In addition to catalogue numbers and stamper indicators, the record companies etched or embossed other symbols in the space next to the label. G&T and HMV records include the matrix number; early Victors include the matrix number, but on later records the company replaced the matrix number with the 'Take' number of the recording. The symbols, 'S/8' or 'S/10' to the left of a Victor label on several recordings refers to transcribed stampers: these are copies of copies. After Caruso's death, Victor electronically amplified or re-recorded a number of the tenor's more popular recordings; these re-recordings, with orchestra accompaniment, bear the symbol 'VE' and are not for the serious collector.
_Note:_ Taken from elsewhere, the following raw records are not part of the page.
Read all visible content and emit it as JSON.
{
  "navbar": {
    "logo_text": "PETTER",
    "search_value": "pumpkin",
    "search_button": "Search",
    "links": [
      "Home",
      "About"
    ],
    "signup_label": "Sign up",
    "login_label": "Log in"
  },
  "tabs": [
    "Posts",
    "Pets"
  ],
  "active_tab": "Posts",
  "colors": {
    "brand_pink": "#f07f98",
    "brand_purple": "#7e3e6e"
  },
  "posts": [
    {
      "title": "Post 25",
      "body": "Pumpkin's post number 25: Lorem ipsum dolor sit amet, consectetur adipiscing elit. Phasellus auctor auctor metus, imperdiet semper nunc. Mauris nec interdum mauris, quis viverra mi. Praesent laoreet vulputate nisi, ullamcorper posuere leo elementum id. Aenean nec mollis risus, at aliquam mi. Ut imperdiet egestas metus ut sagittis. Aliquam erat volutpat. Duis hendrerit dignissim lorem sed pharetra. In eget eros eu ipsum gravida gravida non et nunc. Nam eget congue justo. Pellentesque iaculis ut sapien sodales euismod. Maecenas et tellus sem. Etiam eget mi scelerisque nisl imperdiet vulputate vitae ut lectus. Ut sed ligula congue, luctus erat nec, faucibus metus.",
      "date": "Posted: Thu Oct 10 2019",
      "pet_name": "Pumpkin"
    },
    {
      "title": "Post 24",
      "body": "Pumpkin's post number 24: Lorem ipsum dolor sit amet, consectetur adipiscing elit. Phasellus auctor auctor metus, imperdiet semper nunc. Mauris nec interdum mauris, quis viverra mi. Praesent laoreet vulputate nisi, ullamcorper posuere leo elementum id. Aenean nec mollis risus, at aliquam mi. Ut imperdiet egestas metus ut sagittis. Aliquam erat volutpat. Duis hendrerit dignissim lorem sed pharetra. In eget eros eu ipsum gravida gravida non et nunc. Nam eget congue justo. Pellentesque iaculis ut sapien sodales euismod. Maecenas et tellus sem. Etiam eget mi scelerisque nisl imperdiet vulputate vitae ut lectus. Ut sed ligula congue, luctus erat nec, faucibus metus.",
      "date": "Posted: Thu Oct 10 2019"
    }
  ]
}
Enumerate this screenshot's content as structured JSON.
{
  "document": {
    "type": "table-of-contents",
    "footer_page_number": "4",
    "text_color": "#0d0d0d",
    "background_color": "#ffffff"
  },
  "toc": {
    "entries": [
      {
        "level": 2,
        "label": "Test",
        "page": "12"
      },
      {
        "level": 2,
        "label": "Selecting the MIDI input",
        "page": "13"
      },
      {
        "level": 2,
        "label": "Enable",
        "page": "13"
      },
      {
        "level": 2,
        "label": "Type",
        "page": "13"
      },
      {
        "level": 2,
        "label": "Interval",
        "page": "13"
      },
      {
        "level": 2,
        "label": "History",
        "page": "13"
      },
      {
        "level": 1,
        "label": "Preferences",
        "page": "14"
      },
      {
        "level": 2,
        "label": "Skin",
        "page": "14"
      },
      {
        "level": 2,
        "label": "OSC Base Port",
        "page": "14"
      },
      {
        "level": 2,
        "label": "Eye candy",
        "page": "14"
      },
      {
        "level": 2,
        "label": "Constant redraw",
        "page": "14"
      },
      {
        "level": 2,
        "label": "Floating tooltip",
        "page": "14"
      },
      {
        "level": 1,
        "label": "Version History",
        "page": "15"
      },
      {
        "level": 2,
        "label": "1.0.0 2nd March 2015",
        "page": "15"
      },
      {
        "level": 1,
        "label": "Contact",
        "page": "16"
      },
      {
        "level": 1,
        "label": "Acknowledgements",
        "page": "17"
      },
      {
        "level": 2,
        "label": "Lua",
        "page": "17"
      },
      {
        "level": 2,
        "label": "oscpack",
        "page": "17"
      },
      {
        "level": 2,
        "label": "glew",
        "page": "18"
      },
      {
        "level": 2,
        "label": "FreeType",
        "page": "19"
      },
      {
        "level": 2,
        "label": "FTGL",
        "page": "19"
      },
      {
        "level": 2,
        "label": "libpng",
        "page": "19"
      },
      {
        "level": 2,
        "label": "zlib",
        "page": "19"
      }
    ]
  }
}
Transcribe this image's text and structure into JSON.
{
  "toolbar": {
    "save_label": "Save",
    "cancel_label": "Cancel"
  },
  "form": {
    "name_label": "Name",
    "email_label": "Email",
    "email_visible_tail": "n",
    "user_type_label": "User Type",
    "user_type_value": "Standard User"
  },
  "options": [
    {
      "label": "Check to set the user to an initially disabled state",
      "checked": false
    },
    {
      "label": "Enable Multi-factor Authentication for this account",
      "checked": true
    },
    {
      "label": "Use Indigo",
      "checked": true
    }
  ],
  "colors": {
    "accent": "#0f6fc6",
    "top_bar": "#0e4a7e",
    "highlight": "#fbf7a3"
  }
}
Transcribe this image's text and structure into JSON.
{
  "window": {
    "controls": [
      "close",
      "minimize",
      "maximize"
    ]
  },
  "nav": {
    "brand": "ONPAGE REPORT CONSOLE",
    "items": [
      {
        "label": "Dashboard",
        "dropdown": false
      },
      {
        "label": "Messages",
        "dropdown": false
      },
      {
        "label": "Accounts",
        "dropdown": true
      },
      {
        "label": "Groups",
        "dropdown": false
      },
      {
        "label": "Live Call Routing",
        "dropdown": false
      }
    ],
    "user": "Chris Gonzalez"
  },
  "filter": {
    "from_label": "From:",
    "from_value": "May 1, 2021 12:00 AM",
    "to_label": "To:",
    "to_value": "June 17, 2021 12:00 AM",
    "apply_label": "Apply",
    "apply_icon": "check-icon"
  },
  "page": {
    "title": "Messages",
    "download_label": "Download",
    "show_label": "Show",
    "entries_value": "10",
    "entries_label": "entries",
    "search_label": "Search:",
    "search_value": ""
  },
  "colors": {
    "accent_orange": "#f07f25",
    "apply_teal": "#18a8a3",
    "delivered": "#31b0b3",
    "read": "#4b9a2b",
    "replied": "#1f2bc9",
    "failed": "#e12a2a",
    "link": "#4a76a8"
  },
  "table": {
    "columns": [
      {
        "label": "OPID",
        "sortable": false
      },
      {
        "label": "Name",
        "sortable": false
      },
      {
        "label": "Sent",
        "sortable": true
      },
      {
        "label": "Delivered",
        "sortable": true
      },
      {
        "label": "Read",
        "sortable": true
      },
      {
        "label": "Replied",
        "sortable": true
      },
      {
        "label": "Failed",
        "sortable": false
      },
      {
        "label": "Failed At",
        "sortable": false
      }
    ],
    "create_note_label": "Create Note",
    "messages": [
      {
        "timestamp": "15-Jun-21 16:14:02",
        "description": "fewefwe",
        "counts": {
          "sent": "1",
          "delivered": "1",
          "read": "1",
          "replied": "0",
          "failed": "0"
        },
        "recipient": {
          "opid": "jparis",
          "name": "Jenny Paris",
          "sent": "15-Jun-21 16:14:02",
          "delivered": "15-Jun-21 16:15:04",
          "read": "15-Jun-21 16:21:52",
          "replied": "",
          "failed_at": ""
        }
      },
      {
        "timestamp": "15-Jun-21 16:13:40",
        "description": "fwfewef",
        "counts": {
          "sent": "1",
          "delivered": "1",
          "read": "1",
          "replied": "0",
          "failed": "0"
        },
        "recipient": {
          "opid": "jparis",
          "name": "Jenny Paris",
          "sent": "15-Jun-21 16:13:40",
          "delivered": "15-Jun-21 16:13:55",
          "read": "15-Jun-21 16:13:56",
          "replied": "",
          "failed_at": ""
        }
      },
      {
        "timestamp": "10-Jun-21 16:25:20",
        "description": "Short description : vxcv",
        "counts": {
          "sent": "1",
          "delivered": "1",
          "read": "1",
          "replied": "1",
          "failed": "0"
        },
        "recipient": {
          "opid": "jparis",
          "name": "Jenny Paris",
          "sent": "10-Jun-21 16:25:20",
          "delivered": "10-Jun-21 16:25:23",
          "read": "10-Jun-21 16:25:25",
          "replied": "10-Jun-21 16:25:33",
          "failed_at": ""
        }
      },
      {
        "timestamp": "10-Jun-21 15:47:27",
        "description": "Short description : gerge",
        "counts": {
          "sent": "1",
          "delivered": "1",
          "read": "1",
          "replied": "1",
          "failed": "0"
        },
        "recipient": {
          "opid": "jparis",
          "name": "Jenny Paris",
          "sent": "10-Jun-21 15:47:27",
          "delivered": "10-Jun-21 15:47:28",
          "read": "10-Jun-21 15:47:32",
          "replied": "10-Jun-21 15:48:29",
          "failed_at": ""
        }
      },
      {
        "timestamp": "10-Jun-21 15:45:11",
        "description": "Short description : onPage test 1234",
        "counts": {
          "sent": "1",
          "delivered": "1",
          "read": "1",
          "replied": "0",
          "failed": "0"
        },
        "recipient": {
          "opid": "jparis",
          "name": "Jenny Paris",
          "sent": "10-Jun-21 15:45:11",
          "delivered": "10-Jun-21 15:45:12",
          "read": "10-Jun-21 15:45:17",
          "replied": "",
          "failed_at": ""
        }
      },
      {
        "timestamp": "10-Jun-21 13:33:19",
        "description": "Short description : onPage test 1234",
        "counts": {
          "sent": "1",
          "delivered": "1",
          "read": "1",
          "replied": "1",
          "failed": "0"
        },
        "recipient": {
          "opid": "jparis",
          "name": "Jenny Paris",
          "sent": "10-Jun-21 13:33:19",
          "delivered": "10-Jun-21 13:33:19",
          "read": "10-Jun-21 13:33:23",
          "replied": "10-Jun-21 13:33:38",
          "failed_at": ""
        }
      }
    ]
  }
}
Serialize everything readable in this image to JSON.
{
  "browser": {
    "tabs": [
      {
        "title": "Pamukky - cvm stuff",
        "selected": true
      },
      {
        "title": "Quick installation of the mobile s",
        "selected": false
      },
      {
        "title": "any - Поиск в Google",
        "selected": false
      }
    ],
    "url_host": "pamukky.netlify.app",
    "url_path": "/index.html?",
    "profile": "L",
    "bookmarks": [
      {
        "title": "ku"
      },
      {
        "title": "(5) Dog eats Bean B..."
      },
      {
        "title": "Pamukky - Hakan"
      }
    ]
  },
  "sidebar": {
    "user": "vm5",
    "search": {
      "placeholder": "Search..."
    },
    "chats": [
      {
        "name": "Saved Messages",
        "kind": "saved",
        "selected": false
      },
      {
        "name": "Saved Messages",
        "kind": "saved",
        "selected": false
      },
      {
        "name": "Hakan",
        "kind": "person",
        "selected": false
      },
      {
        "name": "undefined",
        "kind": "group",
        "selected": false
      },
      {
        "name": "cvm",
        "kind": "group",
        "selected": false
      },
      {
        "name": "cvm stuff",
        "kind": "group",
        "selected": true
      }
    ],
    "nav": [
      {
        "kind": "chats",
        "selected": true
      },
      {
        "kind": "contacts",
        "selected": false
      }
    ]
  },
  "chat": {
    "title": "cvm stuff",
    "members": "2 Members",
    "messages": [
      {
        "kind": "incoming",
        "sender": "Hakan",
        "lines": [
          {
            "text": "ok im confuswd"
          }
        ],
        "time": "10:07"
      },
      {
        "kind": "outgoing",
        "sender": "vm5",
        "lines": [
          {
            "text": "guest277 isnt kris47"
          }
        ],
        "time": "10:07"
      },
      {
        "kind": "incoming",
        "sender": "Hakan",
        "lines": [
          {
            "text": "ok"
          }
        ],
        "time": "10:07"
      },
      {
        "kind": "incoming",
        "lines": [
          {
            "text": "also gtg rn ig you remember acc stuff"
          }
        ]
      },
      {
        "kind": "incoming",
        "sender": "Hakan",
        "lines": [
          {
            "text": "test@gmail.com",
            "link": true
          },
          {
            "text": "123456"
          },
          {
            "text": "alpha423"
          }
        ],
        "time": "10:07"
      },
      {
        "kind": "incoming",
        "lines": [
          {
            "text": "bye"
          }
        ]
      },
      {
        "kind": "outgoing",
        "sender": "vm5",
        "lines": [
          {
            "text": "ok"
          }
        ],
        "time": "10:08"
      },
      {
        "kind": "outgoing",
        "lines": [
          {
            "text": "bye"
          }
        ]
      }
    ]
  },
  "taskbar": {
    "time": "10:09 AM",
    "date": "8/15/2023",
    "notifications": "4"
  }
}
They are among the worst transscriptions ever produced.

Piracies of Caruso recordings by Pan-American and Symphony Concert were all transcriptions and of very poor quality. Opera Disc records, however, are different. These piracies are pressings of the highest quality and worth owning. They were made from stampers which were appropriated in Germany during World War I and most of them bear Victor or HMV surface markings.

In the primitive acoustic era, the recording speed varied as much as 10 rpm either way from the nominal 78 rpm. Disregard for this fact can make Caruso sound either like a counter-tenor or a bass.

Caruso in Canada

Caruso made two concert appearances in Canada during 1920: the first was on Sept- ember 27th at the Mount Royal Arena in Montreal, the other on September 30th at Toronto's Massey Hall. For his appearance in Montreal, Caruso was paid $20,544.00. On the program for the Toronto concert, Caruso was scheduled to sing three arias: from La Boheme, "Che gelida manina", from E'lisir d'Amore, "Una furtive lagrima", and from Pagliacci, "Vesti la giubba". We learn from newspaper reports of the day that he gave more then a dozen encores.

Just three months after his Canadian concert appearances - on December 17th - Caruso coughed blood during a performance at the Brooklyn Academy. The diagnosis at the time was intercostal neuralgia. His 607th and last performance at the Met - and his last opera anywhere - took place Christmas Eve when he sang in La Juive while suffering great pain. Pleurisy developed into bronchial pneumonia; an operation removed the fluid from his pleural cavity and it seemed almost certain that Caruso would recover. However, in February 1921, he developed complications. After more treatment, Caruso returned to Italy for a long rest. During the summer he recovered sufficiently to work with his voice, but a relapse proved swiftly fatal. Caruso's death was mourned throughout the world, which paid tribute to him such as few singers before or since have received.